I was asked to contribute to the Georgia Straight’s supplement for WORD Vancouver, and talk a little about a book that changed my life. I chose Thomas King’s Massey Lecture series, The Truth About Stories: A Native Narrative.
Very excited to say that Bad Endings is a finalist for the City of Vancouver book award. The other finalists are Gabrielle Prendergast’s Pandas on the Eastside (Orca), Invisible Dead by Sam Wiebe (Random House), and Susan Point: Spindle Whorl, a collection of her work by Kathleen Bartels (Black Dog). So I am in very good company!
It’s a huge honour for this little book to be following in the footsteps of some hardworking and wonderful writers I admire, like Wayde Compton, Jen Sookfong Lee, Elee Kraljii Gardiner, Billeh Nickerson, Doretta Lau, Amber Dawn, Aaron Chapman, and a whole bunch of local peeps!
Hey, I’m judging the Malahat Review Open Season awards this year, (fiction) along with Evelyn Lau (poetry) and Betsy Warland (non-fic). So send them your stuff!
What a thing to wake up to! I’m so happy to be included on this list with a bunch of talented writers!
Wow, this is more of a deep read than a review, and it took my breath away. It’s an honour to have someone look at my writing this thoroughly. Many thanks to Aaron and The Rusty Toque!
“In these stories, Baker wrestles with the unresolvable problems of life. She doesn’t offer solutions, escapes or easy resolutions. Instead, she probes the tangles at the heart of her characters, revealing with grace and precision the contours of their difficult lives. And, in the end, Bad Endings make for great stories.”
As someone who has been writing reviews for the Globe for a few years, I can’t deny I’ve been dreaming about one day seeing my work reviewed there. I really appreciate the way Jade Colbert brought a discussion of theory and politics into her review, because it’s there, but I was worried these things might get lost in the whirlwind of messiness and emotion I was also trying to create. So many thanks to Colbert and Globe Books, for giving Bad Endings some page space!
“Baker pushes readers to reconsider their desire for resolution. Eschewing the easy, the neat, the smoothed over, allows us to consider the things about ourselves we might not like. There’s a political dimension to this. One thread running through this book is the threat of environmental collapse – drought, massive bee death, dwindling salmon stock – and humans’ awkward interventions.”

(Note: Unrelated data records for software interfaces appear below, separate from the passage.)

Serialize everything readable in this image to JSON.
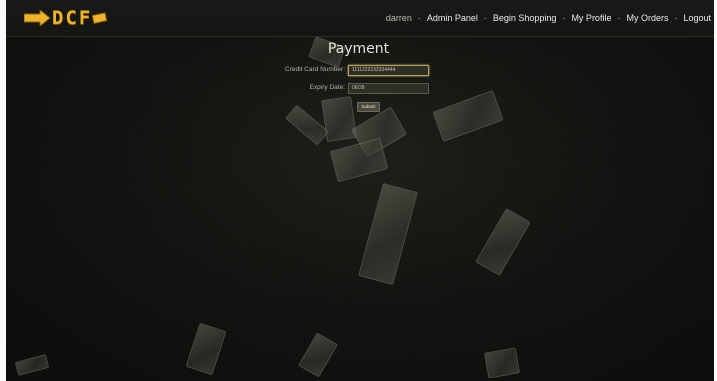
{
  "brand": {
    "logo_text": "DCF"
  },
  "nav": {
    "username": "darren",
    "separator": "-",
    "links": [
      "Admin Panel",
      "Begin Shopping",
      "My Profile",
      "My Orders",
      "Logout"
    ]
  },
  "page": {
    "title": "Payment",
    "fields": [
      {
        "label": "Credit Card Number:",
        "value": "1111222233334444"
      },
      {
        "label": "Expiry Date:",
        "value": "06/28"
      }
    ],
    "submit_label": "Submit"
  },
  "theme": {
    "accent": "#f0b429",
    "background": "#0c0c0b"
  },
  "background_image": "falling-money-icon"
}
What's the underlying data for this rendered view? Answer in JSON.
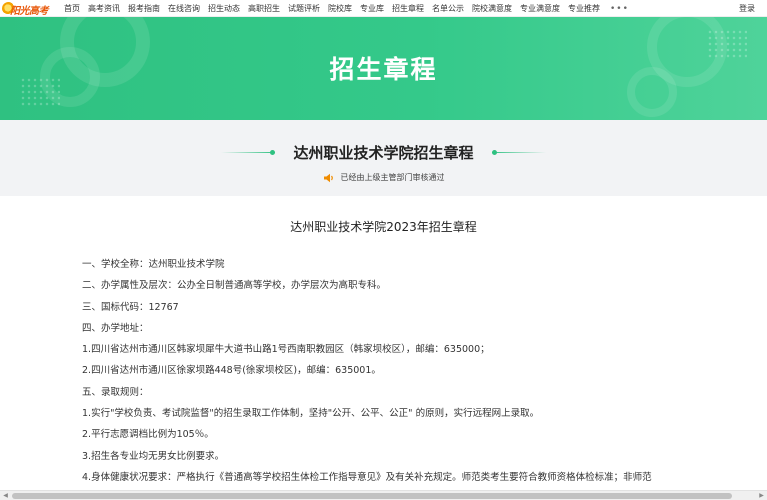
{
  "logo": {
    "text": "阳光高考",
    "icon": "sun-logo-icon"
  },
  "nav": {
    "items": [
      "首页",
      "高考资讯",
      "报考指南",
      "在线咨询",
      "招生动态",
      "高职招生",
      "试题评析",
      "院校库",
      "专业库",
      "招生章程",
      "名单公示",
      "院校满意度",
      "专业满意度",
      "专业推荐"
    ],
    "more_icon": "•••",
    "login": "登录"
  },
  "banner": {
    "title": "招生章程",
    "accent_color": "#2fc181"
  },
  "header": {
    "page_heading": "达州职业技术学院招生章程",
    "notice": "已经由上级主管部门审核通过",
    "notice_icon": "speaker-icon"
  },
  "document": {
    "title": "达州职业技术学院2023年招生章程",
    "lines": [
      "一、学校全称：达州职业技术学院",
      "二、办学属性及层次：公办全日制普通高等学校，办学层次为高职专科。",
      "三、国标代码：12767",
      "四、办学地址：",
      "1.四川省达州市通川区韩家坝犀牛大道书山路1号西南职教园区（韩家坝校区），邮编：635000；",
      "2.四川省达州市通川区徐家坝路448号(徐家坝校区)，邮编：635001。",
      "五、录取规则：",
      "1.实行\"学校负责、考试院监督\"的招生录取工作体制，坚持\"公开、公平、公正\" 的原则，实行远程网上录取。",
      "2.平行志愿调档比例为105％。",
      "3.招生各专业均无男女比例要求。",
      "4.身体健康状况要求：严格执行《普通高等学校招生体检工作指导意见》及有关补充规定。师范类考生要符合教师资格体检标准；非师范"
    ]
  }
}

Reading Francine Cunningham’s Complex 2675 reminded me of Twin Peaks: dark and surreal, with high emotional stakes edging on satire, and intense visuals. I was so taken by how visual the piece was, I contacted Cunningham (who is also a talented visual artist) to see if she was interested in providing illustrations for the story. I thought we could present Complex 2675 in a serialized format, with new episodes (or “issues”) every week for four weeks, giving readers the opportunity to revisit the lives of Mary, Gerry, Sarah, and other residents of an apartment building where everyone spends way too much time thinking about themselves or nosing around in each other’s business (so kind of like real life then). I recommend reading it with the slow pacing those old nineties TV shows had, and a sense of weird foreboding.